**Exercise requirements:**
Search the entries for the word "EURUSD" and copy each line that has it.
START Records shown
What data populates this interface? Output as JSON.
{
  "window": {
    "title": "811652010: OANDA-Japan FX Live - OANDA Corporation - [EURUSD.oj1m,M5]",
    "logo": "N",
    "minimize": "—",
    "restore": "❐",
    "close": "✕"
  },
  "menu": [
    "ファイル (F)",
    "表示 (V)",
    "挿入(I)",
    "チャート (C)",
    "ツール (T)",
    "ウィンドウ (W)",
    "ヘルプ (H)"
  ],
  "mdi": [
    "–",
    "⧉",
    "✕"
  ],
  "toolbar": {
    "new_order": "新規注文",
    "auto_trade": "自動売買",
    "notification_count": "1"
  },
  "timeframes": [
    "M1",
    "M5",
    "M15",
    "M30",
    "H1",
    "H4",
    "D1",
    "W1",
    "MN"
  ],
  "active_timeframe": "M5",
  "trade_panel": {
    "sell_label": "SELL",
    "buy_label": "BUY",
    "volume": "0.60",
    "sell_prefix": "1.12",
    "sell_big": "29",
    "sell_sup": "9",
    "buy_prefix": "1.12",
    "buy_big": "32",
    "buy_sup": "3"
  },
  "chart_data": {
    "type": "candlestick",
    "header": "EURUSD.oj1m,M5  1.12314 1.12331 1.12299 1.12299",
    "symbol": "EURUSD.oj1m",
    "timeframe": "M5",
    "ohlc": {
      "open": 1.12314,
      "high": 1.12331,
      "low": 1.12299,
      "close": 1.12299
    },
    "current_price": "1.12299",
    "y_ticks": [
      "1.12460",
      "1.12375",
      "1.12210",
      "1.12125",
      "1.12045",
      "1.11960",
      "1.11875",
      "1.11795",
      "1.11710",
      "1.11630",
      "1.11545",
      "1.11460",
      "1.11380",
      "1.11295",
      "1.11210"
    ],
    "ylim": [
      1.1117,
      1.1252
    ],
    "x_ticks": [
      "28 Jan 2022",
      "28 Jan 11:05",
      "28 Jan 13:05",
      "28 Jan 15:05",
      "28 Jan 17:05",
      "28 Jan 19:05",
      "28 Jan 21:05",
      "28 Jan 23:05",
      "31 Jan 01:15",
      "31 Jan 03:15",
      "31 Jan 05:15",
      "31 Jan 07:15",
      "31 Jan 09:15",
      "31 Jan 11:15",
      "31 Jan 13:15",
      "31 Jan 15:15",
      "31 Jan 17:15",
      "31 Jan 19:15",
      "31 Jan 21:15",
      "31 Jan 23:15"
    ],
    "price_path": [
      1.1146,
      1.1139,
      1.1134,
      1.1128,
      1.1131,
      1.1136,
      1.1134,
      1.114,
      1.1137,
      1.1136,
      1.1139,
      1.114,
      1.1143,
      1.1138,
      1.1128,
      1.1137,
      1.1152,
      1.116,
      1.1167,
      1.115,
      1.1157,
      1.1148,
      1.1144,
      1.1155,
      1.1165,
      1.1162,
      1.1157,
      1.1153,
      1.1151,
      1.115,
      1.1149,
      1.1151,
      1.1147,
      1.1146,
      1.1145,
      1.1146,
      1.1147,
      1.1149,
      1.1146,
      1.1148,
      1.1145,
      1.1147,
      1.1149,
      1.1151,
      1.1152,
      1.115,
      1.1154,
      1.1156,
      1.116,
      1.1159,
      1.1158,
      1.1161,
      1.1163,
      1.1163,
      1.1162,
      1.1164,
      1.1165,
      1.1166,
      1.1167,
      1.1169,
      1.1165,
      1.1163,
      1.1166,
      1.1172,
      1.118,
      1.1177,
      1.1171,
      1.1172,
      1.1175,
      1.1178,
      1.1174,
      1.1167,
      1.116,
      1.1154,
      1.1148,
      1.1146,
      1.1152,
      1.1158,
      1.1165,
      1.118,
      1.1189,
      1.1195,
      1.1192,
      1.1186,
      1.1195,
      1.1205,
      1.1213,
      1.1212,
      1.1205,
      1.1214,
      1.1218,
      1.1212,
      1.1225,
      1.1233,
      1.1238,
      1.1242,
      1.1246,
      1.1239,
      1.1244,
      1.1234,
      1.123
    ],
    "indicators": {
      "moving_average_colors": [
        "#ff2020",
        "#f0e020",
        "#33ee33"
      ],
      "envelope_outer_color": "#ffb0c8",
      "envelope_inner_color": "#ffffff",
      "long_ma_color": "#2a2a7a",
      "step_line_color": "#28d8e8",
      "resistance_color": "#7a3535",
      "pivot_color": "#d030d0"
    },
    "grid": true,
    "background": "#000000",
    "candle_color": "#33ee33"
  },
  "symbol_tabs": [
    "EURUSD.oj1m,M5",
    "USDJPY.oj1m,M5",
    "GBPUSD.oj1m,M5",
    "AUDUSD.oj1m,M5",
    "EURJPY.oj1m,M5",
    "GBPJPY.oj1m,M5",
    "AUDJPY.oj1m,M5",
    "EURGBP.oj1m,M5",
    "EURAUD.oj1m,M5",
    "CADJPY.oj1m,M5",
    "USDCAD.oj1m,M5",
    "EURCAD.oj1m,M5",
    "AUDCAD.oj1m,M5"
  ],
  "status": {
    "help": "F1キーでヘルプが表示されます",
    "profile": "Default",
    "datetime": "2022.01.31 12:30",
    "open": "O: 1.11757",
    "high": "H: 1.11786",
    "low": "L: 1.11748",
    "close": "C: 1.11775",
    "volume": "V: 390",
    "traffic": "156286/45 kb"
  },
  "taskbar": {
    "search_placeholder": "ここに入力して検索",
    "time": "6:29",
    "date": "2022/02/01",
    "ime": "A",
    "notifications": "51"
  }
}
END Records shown
**Output for this exercise:**
    "title": "811652010: OANDA-Japan FX Live - OANDA Corporation - [EURUSD.oj1m,M5]",
    "header": "EURUSD.oj1m,M5  1.12314 1.12331 1.12299 1.12299",
    "symbol": "EURUSD.oj1m",
    "EURUSD.oj1m,M5",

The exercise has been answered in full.